NASSAU, BAHAMAS — The Bahamas Doctors Union (BDU) has come out against an incentive program for vaccination or “vaccine lotto” as the government and the United States Embassy explore similar initiatives to bolster vaccine uptake.
Eyewitness News revealed on Monday that the government and the National COVID-19 Vaccine Consultative Committee were considering partnering with the private sector to offer vaccine incentives, but had not made a definitive decision on the matter.
BDU President Dr Melisande Bassett said: “I don’t agree in an incentive program because it may be onerous as time goes on.
“We should have more educational programs [and] encourage and enforce COVID-19 protocols at bars, parties.”

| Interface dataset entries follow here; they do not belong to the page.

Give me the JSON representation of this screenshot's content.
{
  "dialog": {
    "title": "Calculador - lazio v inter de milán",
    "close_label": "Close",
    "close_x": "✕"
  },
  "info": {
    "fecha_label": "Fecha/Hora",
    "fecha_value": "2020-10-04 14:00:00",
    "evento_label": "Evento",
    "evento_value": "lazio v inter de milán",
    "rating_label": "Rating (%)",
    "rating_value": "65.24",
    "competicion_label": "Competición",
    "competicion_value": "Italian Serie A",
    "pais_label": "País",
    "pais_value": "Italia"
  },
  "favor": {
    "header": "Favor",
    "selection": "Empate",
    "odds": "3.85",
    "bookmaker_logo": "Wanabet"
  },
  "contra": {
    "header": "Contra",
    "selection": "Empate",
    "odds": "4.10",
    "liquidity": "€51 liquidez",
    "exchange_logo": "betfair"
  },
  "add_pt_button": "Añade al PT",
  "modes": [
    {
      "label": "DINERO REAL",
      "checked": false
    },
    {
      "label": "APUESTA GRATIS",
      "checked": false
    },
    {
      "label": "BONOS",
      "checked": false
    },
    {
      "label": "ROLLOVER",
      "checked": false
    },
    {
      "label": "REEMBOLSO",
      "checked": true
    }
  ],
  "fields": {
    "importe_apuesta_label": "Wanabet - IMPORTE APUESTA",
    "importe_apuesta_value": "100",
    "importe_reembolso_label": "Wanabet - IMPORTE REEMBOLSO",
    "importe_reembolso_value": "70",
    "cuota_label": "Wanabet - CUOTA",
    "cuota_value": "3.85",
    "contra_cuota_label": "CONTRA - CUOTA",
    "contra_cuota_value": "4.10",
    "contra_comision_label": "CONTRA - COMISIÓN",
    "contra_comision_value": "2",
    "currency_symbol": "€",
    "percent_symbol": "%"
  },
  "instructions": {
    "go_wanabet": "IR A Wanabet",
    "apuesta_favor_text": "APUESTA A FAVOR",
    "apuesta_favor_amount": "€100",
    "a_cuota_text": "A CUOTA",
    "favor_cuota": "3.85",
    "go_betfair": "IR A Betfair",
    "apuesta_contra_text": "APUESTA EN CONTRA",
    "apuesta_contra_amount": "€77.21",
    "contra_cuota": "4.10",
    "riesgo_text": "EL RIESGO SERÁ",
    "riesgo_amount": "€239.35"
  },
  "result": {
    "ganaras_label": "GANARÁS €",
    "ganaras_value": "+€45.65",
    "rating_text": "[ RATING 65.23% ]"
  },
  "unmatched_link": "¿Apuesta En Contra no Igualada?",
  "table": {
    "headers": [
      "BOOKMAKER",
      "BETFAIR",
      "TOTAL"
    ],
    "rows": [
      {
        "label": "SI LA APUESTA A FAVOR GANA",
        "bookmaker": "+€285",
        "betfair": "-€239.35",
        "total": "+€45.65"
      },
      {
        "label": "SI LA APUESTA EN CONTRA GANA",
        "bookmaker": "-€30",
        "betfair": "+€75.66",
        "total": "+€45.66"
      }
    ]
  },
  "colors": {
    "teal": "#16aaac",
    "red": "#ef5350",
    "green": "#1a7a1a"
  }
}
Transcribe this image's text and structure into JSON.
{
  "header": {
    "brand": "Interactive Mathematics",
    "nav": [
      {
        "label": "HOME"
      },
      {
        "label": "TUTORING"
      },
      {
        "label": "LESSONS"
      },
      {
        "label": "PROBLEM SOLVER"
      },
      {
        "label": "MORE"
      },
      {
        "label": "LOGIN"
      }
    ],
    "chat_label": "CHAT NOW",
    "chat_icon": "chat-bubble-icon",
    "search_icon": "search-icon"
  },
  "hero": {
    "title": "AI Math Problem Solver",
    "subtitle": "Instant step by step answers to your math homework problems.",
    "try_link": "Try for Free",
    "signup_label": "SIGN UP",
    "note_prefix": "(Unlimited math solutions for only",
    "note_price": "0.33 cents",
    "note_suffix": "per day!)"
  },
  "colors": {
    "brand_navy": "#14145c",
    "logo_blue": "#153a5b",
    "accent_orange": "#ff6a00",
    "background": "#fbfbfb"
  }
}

The Bahamas remains in a surge, with daily cases and hospitalizations pushing health institutions such as Princess Margaret Hospital and Doctor’s Hospital to the brink, with both institutions being forced to choose who receives critical life-saving equipment.
Though vaccine interest and uptake have increased since The Bahamas acquired 128,000 Pfizer vaccine doses, just 13 percent of the population has been fully vaccinated — a large shortfall from the 75 to 85 percent needed to reach herd immunity.
Yesterday, Bassett said: “We are having greater interest, but it may be multifactorial [with] the increasing death rates, as well as having [vaccine] choices.”